* Problem to solve *
Using the records that follow, count the lines containing the word "active" and give that number only.

(Records from a data collection)
--
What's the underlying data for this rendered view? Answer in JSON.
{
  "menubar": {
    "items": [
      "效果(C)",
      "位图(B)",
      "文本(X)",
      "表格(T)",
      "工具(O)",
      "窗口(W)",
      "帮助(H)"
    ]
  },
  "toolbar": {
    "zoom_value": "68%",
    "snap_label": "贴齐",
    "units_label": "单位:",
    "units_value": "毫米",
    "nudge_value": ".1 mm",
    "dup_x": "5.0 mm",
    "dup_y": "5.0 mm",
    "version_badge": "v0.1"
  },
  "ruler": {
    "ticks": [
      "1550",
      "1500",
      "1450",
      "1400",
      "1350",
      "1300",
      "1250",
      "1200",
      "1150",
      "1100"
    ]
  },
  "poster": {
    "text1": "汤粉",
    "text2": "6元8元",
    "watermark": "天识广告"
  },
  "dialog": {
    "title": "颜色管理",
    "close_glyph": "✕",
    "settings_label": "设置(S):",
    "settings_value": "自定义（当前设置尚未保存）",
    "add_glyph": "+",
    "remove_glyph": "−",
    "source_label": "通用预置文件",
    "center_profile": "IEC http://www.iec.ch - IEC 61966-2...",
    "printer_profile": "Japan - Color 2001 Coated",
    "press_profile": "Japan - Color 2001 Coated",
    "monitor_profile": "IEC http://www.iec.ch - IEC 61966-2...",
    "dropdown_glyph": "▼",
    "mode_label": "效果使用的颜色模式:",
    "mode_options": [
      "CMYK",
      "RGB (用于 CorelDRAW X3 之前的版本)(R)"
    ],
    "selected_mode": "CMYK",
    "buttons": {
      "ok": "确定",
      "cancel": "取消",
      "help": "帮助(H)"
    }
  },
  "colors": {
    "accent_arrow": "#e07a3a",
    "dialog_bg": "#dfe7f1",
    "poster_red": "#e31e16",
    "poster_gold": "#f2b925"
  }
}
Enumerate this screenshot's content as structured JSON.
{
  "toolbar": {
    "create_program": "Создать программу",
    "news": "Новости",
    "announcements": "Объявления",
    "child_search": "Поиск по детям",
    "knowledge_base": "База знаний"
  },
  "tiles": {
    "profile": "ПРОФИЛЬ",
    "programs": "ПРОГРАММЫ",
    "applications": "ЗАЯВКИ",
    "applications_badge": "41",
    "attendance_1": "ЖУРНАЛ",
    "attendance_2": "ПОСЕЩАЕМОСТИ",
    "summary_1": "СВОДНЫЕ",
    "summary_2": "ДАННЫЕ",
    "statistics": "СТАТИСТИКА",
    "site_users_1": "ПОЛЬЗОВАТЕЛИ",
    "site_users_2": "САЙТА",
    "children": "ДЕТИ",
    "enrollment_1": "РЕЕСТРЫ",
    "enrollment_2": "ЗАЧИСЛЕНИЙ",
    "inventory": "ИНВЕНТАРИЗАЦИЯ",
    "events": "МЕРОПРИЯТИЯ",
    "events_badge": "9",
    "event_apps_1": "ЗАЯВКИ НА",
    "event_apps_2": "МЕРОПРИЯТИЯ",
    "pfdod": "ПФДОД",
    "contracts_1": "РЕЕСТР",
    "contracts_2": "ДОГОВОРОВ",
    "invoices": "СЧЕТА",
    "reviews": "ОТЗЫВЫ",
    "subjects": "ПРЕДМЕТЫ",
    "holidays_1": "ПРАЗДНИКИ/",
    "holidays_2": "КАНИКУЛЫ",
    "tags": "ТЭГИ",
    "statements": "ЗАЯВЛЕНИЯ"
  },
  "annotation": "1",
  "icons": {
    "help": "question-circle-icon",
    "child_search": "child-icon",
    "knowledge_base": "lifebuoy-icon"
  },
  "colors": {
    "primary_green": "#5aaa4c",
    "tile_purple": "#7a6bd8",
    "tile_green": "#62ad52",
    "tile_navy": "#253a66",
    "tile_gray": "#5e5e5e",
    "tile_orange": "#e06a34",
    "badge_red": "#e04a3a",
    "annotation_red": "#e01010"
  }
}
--
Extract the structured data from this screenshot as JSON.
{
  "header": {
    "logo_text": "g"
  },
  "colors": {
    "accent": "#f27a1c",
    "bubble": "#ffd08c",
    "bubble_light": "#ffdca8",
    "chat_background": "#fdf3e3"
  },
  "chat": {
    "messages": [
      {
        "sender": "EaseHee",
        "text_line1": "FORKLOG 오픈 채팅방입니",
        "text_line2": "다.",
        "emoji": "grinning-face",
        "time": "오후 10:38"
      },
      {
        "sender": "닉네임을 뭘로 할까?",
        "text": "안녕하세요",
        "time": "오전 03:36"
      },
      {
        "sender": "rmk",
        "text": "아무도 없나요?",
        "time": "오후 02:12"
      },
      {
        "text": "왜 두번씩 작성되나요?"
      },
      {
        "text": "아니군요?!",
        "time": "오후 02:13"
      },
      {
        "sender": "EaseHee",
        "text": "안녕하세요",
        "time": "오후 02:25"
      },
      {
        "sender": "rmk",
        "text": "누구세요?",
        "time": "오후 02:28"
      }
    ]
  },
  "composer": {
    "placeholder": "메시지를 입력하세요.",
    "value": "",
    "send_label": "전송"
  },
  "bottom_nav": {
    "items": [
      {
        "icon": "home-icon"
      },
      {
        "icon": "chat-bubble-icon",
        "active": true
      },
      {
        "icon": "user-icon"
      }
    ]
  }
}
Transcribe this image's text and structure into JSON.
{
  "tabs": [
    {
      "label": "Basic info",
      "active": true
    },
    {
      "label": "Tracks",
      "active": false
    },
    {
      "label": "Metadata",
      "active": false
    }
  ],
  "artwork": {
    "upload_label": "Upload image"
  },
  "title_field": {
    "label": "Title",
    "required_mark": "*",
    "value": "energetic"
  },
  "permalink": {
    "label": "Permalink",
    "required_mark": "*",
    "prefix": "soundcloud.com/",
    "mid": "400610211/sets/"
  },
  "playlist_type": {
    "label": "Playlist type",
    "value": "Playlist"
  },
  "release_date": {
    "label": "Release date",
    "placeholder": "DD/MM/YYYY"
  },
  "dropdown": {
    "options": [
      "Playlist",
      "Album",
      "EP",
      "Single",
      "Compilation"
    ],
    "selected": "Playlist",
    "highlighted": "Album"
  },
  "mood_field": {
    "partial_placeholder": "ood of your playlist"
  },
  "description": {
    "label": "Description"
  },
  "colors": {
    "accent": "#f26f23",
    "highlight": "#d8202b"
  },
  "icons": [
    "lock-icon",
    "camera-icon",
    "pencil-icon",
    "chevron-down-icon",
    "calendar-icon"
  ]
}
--
* Result of the task *
4